May 19, 2009 01:03pm
by: M. Dickinson
Good business, No Business
In a bad economy; cities, towns, counties, and states should be welcoming to any and all forms of industry and business with open arms, tax incentives, and programs to help them avoid red tape. Many industries have support from the federal government.
Does your city want to build tanks for the US Army? If so, take a number and get in line to get tax dollars. Does your city have an economy based on a dying industry (like automobiles) and want to encourage small business owners to open up shop? Get in line for government incentives.
Yet, while local governments all claim they want to allow freedom in opening and operating new business to create jobs, and thus beat the economic downturn, the reality is they donít. While government should view all new businesses that open as good business, this is simply not the case. The sad reality is that cities only want politically correct, community friendly businesses to open, contributing to their already bleak financial situations.
Examine the increasingly hard time adult businesses have faced in opening, and still do, even now while cities are struggling to attract businesses and jobs.

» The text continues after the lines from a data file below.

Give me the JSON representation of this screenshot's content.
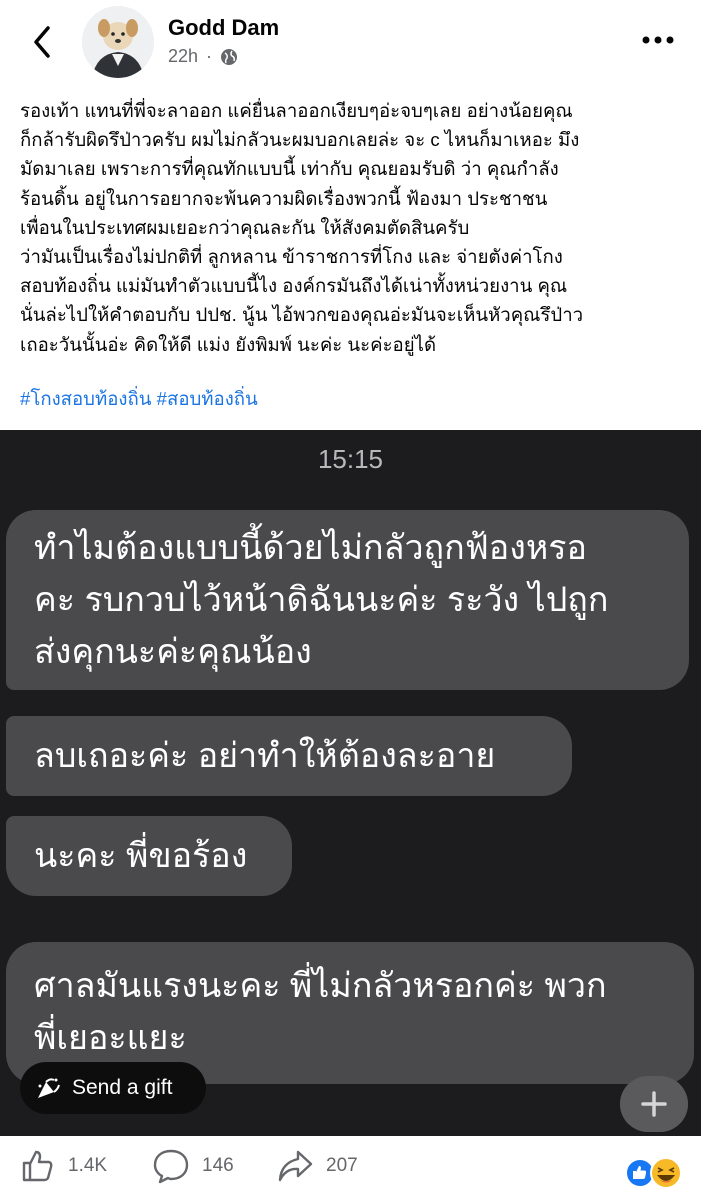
{
  "header": {
    "name": "Godd Dam",
    "time": "22h"
  },
  "post": {
    "lines": [
      "รองเท้า แทนที่พี่จะลาออก แค่ยื่นลาออกเงียบๆอ่ะจบๆเลย  อย่างน้อยคุณ",
      "ก็กล้ารับผิดรึป่าวครับ ผมไม่กลัวนะผมบอกเลยล่ะ จะ c ไหนก็มาเหอะ มึง",
      "มัดมาเลย เพราะการที่คุณทักแบบนี้ เท่ากับ คุณยอมรับดิ ว่า คุณกำลัง",
      "ร้อนดิ้น อยู่ในการอยากจะพ้นความผิดเรื่องพวกนี้ ฟ้องมา ประชาชน",
      "เพื่อนในประเทศผมเยอะกว่าคุณละกัน ให้สังคมตัดสินครับ",
      "ว่ามันเป็นเรื่องไม่ปกติที่ ลูกหลาน ข้าราชการที่โกง และ จ่ายตังค่าโกง",
      "สอบท้องถิ่น แม่มันทำตัวแบบนี้ไง องค์กรมันถึงได้เน่าทั้งหน่วยงาน คุณ",
      "นั่นล่ะไปให้คำตอบกับ ปปช. นู้น ไอ้พวกของคุณอ่ะมันจะเห็นหัวคุณรึป่าว",
      "เถอะวันนั้นอ่ะ คิดให้ดี แม่ง ยังพิมพ์ นะค่ะ นะค่ะอยู่ได้"
    ],
    "hashtags": [
      "#โกงสอบท้องถิ่น",
      "#สอบท้องถิ่น"
    ]
  },
  "chat": {
    "time": "15:15",
    "bubble1": [
      "ทำไมต้องแบบนี้ด้วยไม่กลัวถูกฟ้องหรอ",
      "คะ รบกวบไว้หน้าดิฉันนะค่ะ ระวัง ไปถูก",
      "ส่งคุกนะค่ะคุณน้อง"
    ],
    "bubble2": "ลบเถอะค่ะ อย่าทำให้ต้องละอาย",
    "bubble3": "นะคะ พี่ขอร้อง",
    "bubble4": [
      "ศาลมันแรงนะคะ พี่ไม่กลัวหรอกค่ะ พวก",
      "พี่เยอะแยะ"
    ],
    "gift_label": "Send a gift"
  },
  "stats": {
    "likes": "1.4K",
    "comments": "146",
    "shares": "207"
  },
  "icons": [
    "back-chevron-icon",
    "globe-icon",
    "more-icon",
    "gift-icon",
    "plus-icon",
    "like-icon",
    "comment-icon",
    "share-icon",
    "like-reaction-icon",
    "haha-reaction-icon"
  ],
  "colors": {
    "hashtag": "#1b74e4",
    "chat_bg": "#1c1c1e",
    "bubble": "#4a4a4d",
    "meta": "#65676b"
  }
}
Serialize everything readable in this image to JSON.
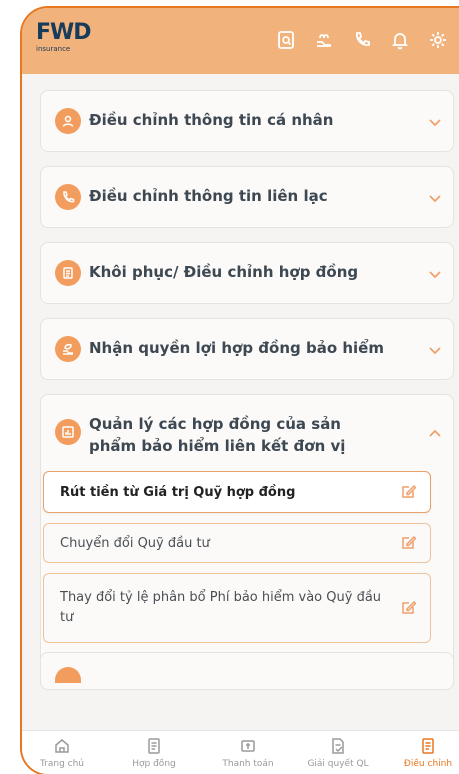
{
  "brand": {
    "logo_text": "FWD",
    "logo_sub": "insurance",
    "accent": "#e87722",
    "header_bg": "#f2b27c"
  },
  "header_icons": [
    "document-search-icon",
    "gift-hand-icon",
    "phone-icon",
    "bell-icon",
    "gear-icon"
  ],
  "cards": [
    {
      "title": "Điều chỉnh thông tin cá nhân",
      "icon": "user-icon"
    },
    {
      "title": "Điều chỉnh thông tin liên lạc",
      "icon": "phone-icon"
    },
    {
      "title": "Khôi phục/ Điều chỉnh hợp đồng",
      "icon": "clipboard-icon"
    },
    {
      "title": "Nhận quyền lợi hợp đồng bảo hiểm",
      "icon": "leaf-hand-icon"
    }
  ],
  "expanded_card": {
    "title": "Quản lý các hợp đồng của sản phẩm bảo hiểm liên kết đơn vị",
    "icon": "chart-icon",
    "items": [
      {
        "label": "Rút tiền từ Giá trị Quỹ hợp đồng",
        "active": true
      },
      {
        "label": "Chuyển đổi Quỹ đầu tư",
        "active": false
      },
      {
        "label": "Thay đổi tỷ lệ phân bổ Phí bảo hiểm vào Quỹ đầu tư",
        "active": false
      }
    ]
  },
  "tabs": [
    {
      "label": "Trang chủ",
      "icon": "home-icon",
      "active": false
    },
    {
      "label": "Hợp đồng",
      "icon": "contract-icon",
      "active": false
    },
    {
      "label": "Thanh toán",
      "icon": "payment-icon",
      "active": false
    },
    {
      "label": "Giải quyết QL",
      "icon": "claim-icon",
      "active": false
    },
    {
      "label": "Điều chỉnh",
      "icon": "adjust-icon",
      "active": true
    }
  ]
}
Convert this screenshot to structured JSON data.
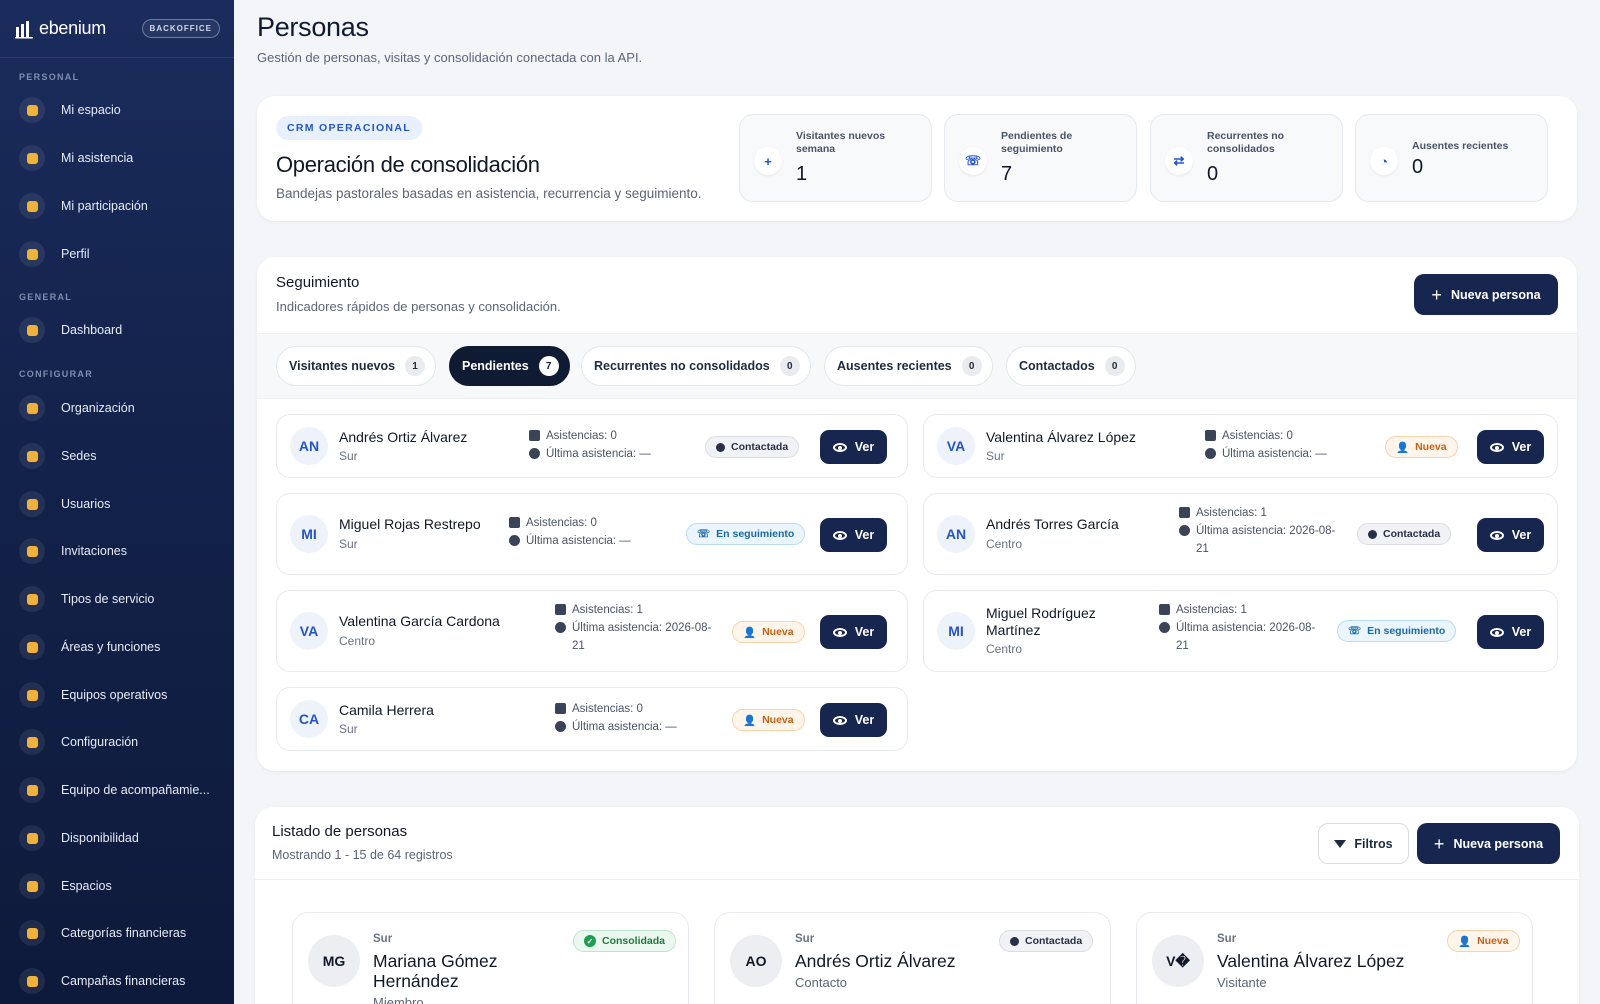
{
  "sidebar": {
    "brand": "ebenium",
    "badge": "BACKOFFICE",
    "sections": {
      "personal": "PERSONAL",
      "general": "GENERAL",
      "configurar": "CONFIGURAR"
    },
    "items": [
      {
        "label": "Mi espacio",
        "icon": "home-icon"
      },
      {
        "label": "Mi asistencia",
        "icon": "calendar-check-icon"
      },
      {
        "label": "Mi participación",
        "icon": "people-icon"
      },
      {
        "label": "Perfil",
        "icon": "user-circle-icon"
      },
      {
        "label": "Dashboard",
        "icon": "home-icon"
      },
      {
        "label": "Organización",
        "icon": "building-icon"
      },
      {
        "label": "Sedes",
        "icon": "building-small-icon"
      },
      {
        "label": "Usuarios",
        "icon": "users-icon"
      },
      {
        "label": "Invitaciones",
        "icon": "invite-icon"
      },
      {
        "label": "Tipos de servicio",
        "icon": "tag-icon"
      },
      {
        "label": "Áreas y funciones",
        "icon": "sitemap-icon"
      },
      {
        "label": "Equipos operativos",
        "icon": "team-icon"
      },
      {
        "label": "Configuración",
        "icon": "sliders-icon"
      },
      {
        "label": "Equipo de acompañamie...",
        "icon": "hands-icon"
      },
      {
        "label": "Disponibilidad",
        "icon": "calendar-icon"
      },
      {
        "label": "Espacios",
        "icon": "door-icon"
      },
      {
        "label": "Categorías financieras",
        "icon": "tag-icon"
      },
      {
        "label": "Campañas financieras",
        "icon": "target-icon"
      }
    ]
  },
  "header": {
    "title": "Personas",
    "subtitle": "Gestión de personas, visitas y consolidación conectada con la API."
  },
  "crm": {
    "tag": "CRM OPERACIONAL",
    "title": "Operación de consolidación",
    "description": "Bandejas pastorales basadas en asistencia, recurrencia y seguimiento.",
    "stats": [
      {
        "label": "Visitantes nuevos semana",
        "value": "1",
        "icon": "user-plus-icon"
      },
      {
        "label": "Pendientes de seguimiento",
        "value": "7",
        "icon": "phone-icon"
      },
      {
        "label": "Recurrentes no consolidados",
        "value": "0",
        "icon": "repeat-icon"
      },
      {
        "label": "Ausentes recientes",
        "value": "0",
        "icon": "user-clock-icon"
      }
    ]
  },
  "seguimiento": {
    "title": "Seguimiento",
    "subtitle": "Indicadores rápidos de personas y consolidación.",
    "new_button": "Nueva persona",
    "tabs": [
      {
        "label": "Visitantes nuevos",
        "count": "1"
      },
      {
        "label": "Pendientes",
        "count": "7"
      },
      {
        "label": "Recurrentes no consolidados",
        "count": "0"
      },
      {
        "label": "Ausentes recientes",
        "count": "0"
      },
      {
        "label": "Contactados",
        "count": "0"
      }
    ],
    "view_label": "Ver",
    "people": [
      {
        "initials": "AN",
        "name": "Andrés Ortiz Álvarez",
        "branch": "Sur",
        "asist": "Asistencias: 0",
        "ultima": "Última asistencia: —",
        "status": "Contactada"
      },
      {
        "initials": "VA",
        "name": "Valentina Álvarez López",
        "branch": "Sur",
        "asist": "Asistencias: 0",
        "ultima": "Última asistencia: —",
        "status": "Nueva"
      },
      {
        "initials": "MI",
        "name": "Miguel Rojas Restrepo",
        "branch": "Sur",
        "asist": "Asistencias: 0",
        "ultima": "Última asistencia: —",
        "status": "En seguimiento"
      },
      {
        "initials": "AN",
        "name": "Andrés Torres García",
        "branch": "Centro",
        "asist": "Asistencias: 1",
        "ultima": "Última asistencia: 2026-08-21",
        "status": "Contactada"
      },
      {
        "initials": "VA",
        "name": "Valentina García Cardona",
        "branch": "Centro",
        "asist": "Asistencias: 1",
        "ultima": "Última asistencia: 2026-08-21",
        "status": "Nueva"
      },
      {
        "initials": "MI",
        "name": "Miguel Rodríguez Martínez",
        "branch": "Centro",
        "asist": "Asistencias: 1",
        "ultima": "Última asistencia: 2026-08-21",
        "status": "En seguimiento"
      },
      {
        "initials": "CA",
        "name": "Camila Herrera",
        "branch": "Sur",
        "asist": "Asistencias: 0",
        "ultima": "Última asistencia: —",
        "status": "Nueva"
      }
    ]
  },
  "listado": {
    "title": "Listado de personas",
    "subtitle": "Mostrando 1 - 15 de 64 registros",
    "filters_button": "Filtros",
    "new_button": "Nueva persona",
    "cards": [
      {
        "initials": "MG",
        "sede": "Sur",
        "name": "Mariana Gómez Hernández",
        "role": "Miembro",
        "status": "Consolidada"
      },
      {
        "initials": "AO",
        "sede": "Sur",
        "name": "Andrés Ortiz Álvarez",
        "role": "Contacto",
        "status": "Contactada"
      },
      {
        "initials": "V�",
        "sede": "Sur",
        "name": "Valentina Álvarez López",
        "role": "Visitante",
        "status": "Nueva"
      }
    ]
  }
}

In the State of Washington, as well as several others, businesses have opened up that fully utilize the law, having topless or semi nude legal age females serving coffee, offering a great employment opportunity for people who may otherwise be unemployed. What is the publicís reaction to these new businesses? Protest and complaints over it from citizens who are too shallow to understand jobs are jobs, and tax revenue is tax revenue. While some would like to put churches on every corner, nothing is more ''killing'' to the finances or tax revenue of a community then a church, since they create no tax revenue.
Take a further look at the small town of Illiopolis, Illinois. A typical small town smack central in the heart of Illinois. Illiopolis sports an unemployment rate of 8.8 percent, compared to the national average of about 6 percent, and since the year 2007, jobs in the Illiopolis area have decreased by 19 percent. The end result of this has been fewer jobs for the work force and vacant buildings. Yet when local developers wanted to spend money and open a gentlemenís club in a vacant building, they were rebuffed, harassed, and denied by the county Board of Supervisors to the point they withdrew their application.
''I imagine the building will just sit there. Thereís not going to be any tax revenues or jobs created,'' Michael Myers, an attorney representing the developers said. It is much of the same story in Greensboro, North Carolina, a town reeling from unemployment and the downsizing of the textile industry. While businesses that have survived the economic downtown should be left free of harassment, one gentlemanís club, ''Sugar Bare Lost Dimensions'' in has become the target. With great pomp and circumstance local police publicly announced the club is a nuisance that attracts crime. What they fail to mention is that the club is ''zoned'' into a crime ridden part of town, through no fault of its own. This means the crime would exist regardless of the clubs presence. Police also fail to mention that it is a well known fact that during economic downtowns, areas that are crime ridden have intensified incidents of crime.
Is Iowa recession proof? Any Iowa politician or citizen bitching about the recession should shut up and sit down. After all, the government of Dubuque, Iowa, spent $15,000 dollars of taxpayer money to buy an adult club out and filed a $15,000 insurance claim. All in all, the strip club owner came out with $30,000 dollars of taxpayer money. Guess in Iowa theyíd rather run out and buy out businesses they donít like rather than buy computers for schools.
In a time of a recession when the country is running in the red, all money is still green.
FreeSpeechRevolution.com was founded by Mike Dickinson. If you want to be involved, offer ideas, or exercise your right to free speech and tell him you hate his ideas please email him at Mike@FreeSpeechRevolution.com